Biological Data Analysis: The Right Way
“Biological Data Analysis: The Right Way” was a five day boot camp sponsored by the NIH funded Computation, Bioinformatics and Statistics (CBIOS) Predoctoral Training Program held from Jun 6-10, 2016. The boot camp was open to post-candidacy graduate students, postdoctoral researchers, staff and faculty members. A familiarity with topics discussed in Applied Bioinformatics (BMMB 852), Statistical Analysis of Genomics Data (STAT 555) and Foundations in Data Driven Life Sciences (MCIBS 554) is desirable. The participants are required to bring their laptops (Mac preferred) with a list of applications and programs installed (to be provided). The class-size was limited to 25-30 participants. The application for participation in the boot camp was in April.
There are growing concerns about the ability of our scientific community to generate rigorous, transparently documented research that can be meaningfully reproduced and validated by different laboratories. The goal of the boot camp was to train researchers towards fuller appreciation of the issues contributing to ‘reproducibility crisis’, a greater familiarity with computational and statistical techniques, exposure to innovative tools specifically devised to improve transparency and reproducibility.
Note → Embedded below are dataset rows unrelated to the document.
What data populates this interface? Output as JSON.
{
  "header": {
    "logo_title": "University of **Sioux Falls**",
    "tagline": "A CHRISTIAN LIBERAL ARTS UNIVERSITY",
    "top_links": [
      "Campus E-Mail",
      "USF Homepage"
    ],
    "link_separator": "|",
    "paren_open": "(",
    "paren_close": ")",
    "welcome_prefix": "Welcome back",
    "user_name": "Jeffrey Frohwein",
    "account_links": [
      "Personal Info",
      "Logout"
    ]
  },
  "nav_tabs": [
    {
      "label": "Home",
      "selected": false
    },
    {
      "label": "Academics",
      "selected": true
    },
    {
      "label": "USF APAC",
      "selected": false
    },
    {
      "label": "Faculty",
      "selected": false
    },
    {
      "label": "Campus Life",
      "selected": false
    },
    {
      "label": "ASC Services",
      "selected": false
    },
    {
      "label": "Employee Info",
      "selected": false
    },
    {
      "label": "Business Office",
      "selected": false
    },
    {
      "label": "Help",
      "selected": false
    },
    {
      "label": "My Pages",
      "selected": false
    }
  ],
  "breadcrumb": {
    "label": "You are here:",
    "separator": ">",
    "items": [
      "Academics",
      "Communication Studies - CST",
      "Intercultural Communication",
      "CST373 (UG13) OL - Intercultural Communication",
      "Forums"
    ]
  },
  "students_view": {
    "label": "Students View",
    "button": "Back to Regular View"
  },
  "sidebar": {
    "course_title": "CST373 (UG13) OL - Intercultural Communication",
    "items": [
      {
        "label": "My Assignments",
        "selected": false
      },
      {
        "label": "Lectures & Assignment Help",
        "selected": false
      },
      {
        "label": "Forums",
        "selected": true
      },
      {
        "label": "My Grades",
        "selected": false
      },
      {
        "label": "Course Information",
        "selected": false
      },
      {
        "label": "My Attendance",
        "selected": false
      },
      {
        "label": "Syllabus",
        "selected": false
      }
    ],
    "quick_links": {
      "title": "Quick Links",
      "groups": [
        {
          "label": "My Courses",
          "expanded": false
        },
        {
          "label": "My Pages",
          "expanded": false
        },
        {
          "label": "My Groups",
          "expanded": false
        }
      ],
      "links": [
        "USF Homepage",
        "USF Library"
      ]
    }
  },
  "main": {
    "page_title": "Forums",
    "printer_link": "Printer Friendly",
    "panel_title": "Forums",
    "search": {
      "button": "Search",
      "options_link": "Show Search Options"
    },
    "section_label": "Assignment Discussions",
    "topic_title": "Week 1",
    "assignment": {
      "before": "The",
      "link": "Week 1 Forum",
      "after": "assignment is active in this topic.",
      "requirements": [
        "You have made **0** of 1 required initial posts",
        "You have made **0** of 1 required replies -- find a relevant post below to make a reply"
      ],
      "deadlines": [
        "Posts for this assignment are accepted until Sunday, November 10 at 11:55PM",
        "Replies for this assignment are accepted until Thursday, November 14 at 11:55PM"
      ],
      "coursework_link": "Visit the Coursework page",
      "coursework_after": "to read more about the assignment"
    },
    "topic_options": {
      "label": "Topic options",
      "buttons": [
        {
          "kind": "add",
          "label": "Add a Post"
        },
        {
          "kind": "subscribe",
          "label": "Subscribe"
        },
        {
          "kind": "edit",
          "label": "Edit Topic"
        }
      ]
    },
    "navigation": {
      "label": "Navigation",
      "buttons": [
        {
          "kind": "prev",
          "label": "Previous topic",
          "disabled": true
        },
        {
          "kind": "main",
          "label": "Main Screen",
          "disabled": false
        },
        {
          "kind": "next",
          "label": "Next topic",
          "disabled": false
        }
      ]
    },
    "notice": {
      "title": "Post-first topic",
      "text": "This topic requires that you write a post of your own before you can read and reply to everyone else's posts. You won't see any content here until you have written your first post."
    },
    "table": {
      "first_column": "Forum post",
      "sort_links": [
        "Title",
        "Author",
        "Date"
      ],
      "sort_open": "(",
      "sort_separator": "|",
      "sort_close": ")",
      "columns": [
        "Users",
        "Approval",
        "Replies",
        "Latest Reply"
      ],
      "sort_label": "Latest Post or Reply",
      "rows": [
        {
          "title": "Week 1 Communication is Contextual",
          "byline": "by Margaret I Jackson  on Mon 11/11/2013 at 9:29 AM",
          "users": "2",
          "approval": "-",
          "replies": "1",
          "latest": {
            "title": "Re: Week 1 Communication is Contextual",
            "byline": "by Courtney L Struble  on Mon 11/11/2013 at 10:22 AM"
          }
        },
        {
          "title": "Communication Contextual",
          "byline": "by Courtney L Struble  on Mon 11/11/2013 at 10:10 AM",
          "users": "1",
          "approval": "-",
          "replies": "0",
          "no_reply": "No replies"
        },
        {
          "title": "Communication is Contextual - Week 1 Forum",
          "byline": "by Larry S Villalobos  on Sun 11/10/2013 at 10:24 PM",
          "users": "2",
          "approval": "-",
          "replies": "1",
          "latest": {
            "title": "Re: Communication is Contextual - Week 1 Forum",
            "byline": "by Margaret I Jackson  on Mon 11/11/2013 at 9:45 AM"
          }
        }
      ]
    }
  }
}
The boot camp had three modules, each coordinated by a CBIOS training faculty member, a series of talks, and ‘hands on’ exercises. The first module, Computational Statistics and Simulation, instructed by Dr. Altman will teach simulation-based statistical methods critical for rigorous and reproducible research. The participants will learn key concepts for comparing statistical methods, design realistic simulation studies that mimic important features of complex data sets they will encounter in their research as an aid for discovering systematic signals and patterns.
The second module, Python/Software Carpentry, instructed by Dr. Albert focused on computing and programming aspects of analyzing ‘omic’ data. Most scientists are never taught how to build, use, validate and share software well. As a result many will expend their efforts by doing things inefficiently. In this module, the participants were introduced to the principles of efficient data analysis, computer programming and software engineering demonstrated via the Python programming language. The goal of the module is to help participants spend less time wrestling with software and more time doing useful research.
The third module, A Computational Platform for Transparent and Reproducible Research, instructed by Dr. Nekrutenko, trainned participants in the use of Galaxy, an innovative data integration and analysis platform for biomedical research. This module provided participants with core bioinformatics skills, and experience with a widely deployed platform designed to maximize transparency and reproducibility of research.
Additionally there were talks by Drs. James Broach, Ross Hardison, Qunhua Li, George Perry and others on issues pertaining to reproducible research in diverse biological contexts.